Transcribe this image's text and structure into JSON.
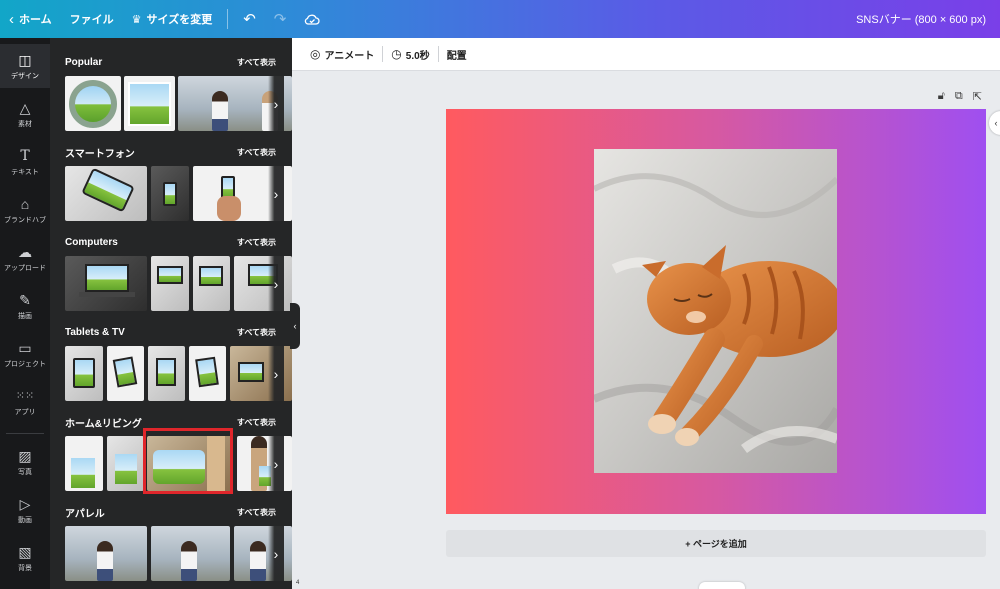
{
  "topbar": {
    "home_label": "ホーム",
    "file_label": "ファイル",
    "resize_label": "サイズを変更",
    "doc_title": "SNSバナー (800 × 600 px)"
  },
  "rail": {
    "items": [
      {
        "label": "デザイン",
        "icon": "layout-icon"
      },
      {
        "label": "素材",
        "icon": "shapes-icon"
      },
      {
        "label": "テキスト",
        "icon": "text-icon"
      },
      {
        "label": "ブランドハブ",
        "icon": "brand-icon"
      },
      {
        "label": "アップロード",
        "icon": "cloud-upload-icon"
      },
      {
        "label": "描画",
        "icon": "draw-icon"
      },
      {
        "label": "プロジェクト",
        "icon": "folder-icon"
      },
      {
        "label": "アプリ",
        "icon": "apps-grid-icon"
      },
      {
        "label": "写真",
        "icon": "photo-icon"
      },
      {
        "label": "動画",
        "icon": "video-icon"
      },
      {
        "label": "背景",
        "icon": "background-icon"
      }
    ]
  },
  "panel": {
    "see_all": "すべて表示",
    "sections": [
      {
        "title": "Popular"
      },
      {
        "title": "スマートフォン"
      },
      {
        "title": "Computers"
      },
      {
        "title": "Tablets & TV"
      },
      {
        "title": "ホーム&リビング"
      },
      {
        "title": "アパレル"
      }
    ]
  },
  "editor": {
    "animate_label": "アニメート",
    "duration_label": "5.0秒",
    "position_label": "配置",
    "add_page_label": "+ ページを追加",
    "page_number": "4"
  },
  "colors": {
    "gradient_start": "#ff5a5f",
    "gradient_end": "#9f4ff0",
    "highlight": "#e0262b"
  }
}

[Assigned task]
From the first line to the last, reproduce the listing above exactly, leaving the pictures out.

[Solution to the exercise]
Transcribe this image's text and structure into JSON.
{
  "topbar": {
    "home_label": "ホーム",
    "file_label": "ファイル",
    "resize_label": "サイズを変更",
    "doc_title": "SNSバナー (800 × 600 px)"
  },
  "rail": {
    "items": [
      {
        "label": "デザイン",
        "icon": "layout-icon"
      },
      {
        "label": "素材",
        "icon": "shapes-icon"
      },
      {
        "label": "テキスト",
        "icon": "text-icon"
      },
      {
        "label": "ブランドハブ",
        "icon": "brand-icon"
      },
      {
        "label": "アップロード",
        "icon": "cloud-upload-icon"
      },
      {
        "label": "描画",
        "icon": "draw-icon"
      },
      {
        "label": "プロジェクト",
        "icon": "folder-icon"
      },
      {
        "label": "アプリ",
        "icon": "apps-grid-icon"
      },
      {
        "label": "写真",
        "icon": "photo-icon"
      },
      {
        "label": "動画",
        "icon": "video-icon"
      },
      {
        "label": "背景",
        "icon": "background-icon"
      }
    ]
  },
  "panel": {
    "see_all": "すべて表示",
    "sections": [
      {
        "title": "Popular"
      },
      {
        "title": "スマートフォン"
      },
      {
        "title": "Computers"
      },
      {
        "title": "Tablets & TV"
      },
      {
        "title": "ホーム&リビング"
      },
      {
        "title": "アパレル"
      }
    ]
  },
  "editor": {
    "animate_label": "アニメート",
    "duration_label": "5.0秒",
    "position_label": "配置",
    "add_page_label": "+ ページを追加",
    "page_number": "4"
  },
  "colors": {
    "gradient_start": "#ff5a5f",
    "gradient_end": "#9f4ff0",
    "highlight": "#e0262b"
  }
}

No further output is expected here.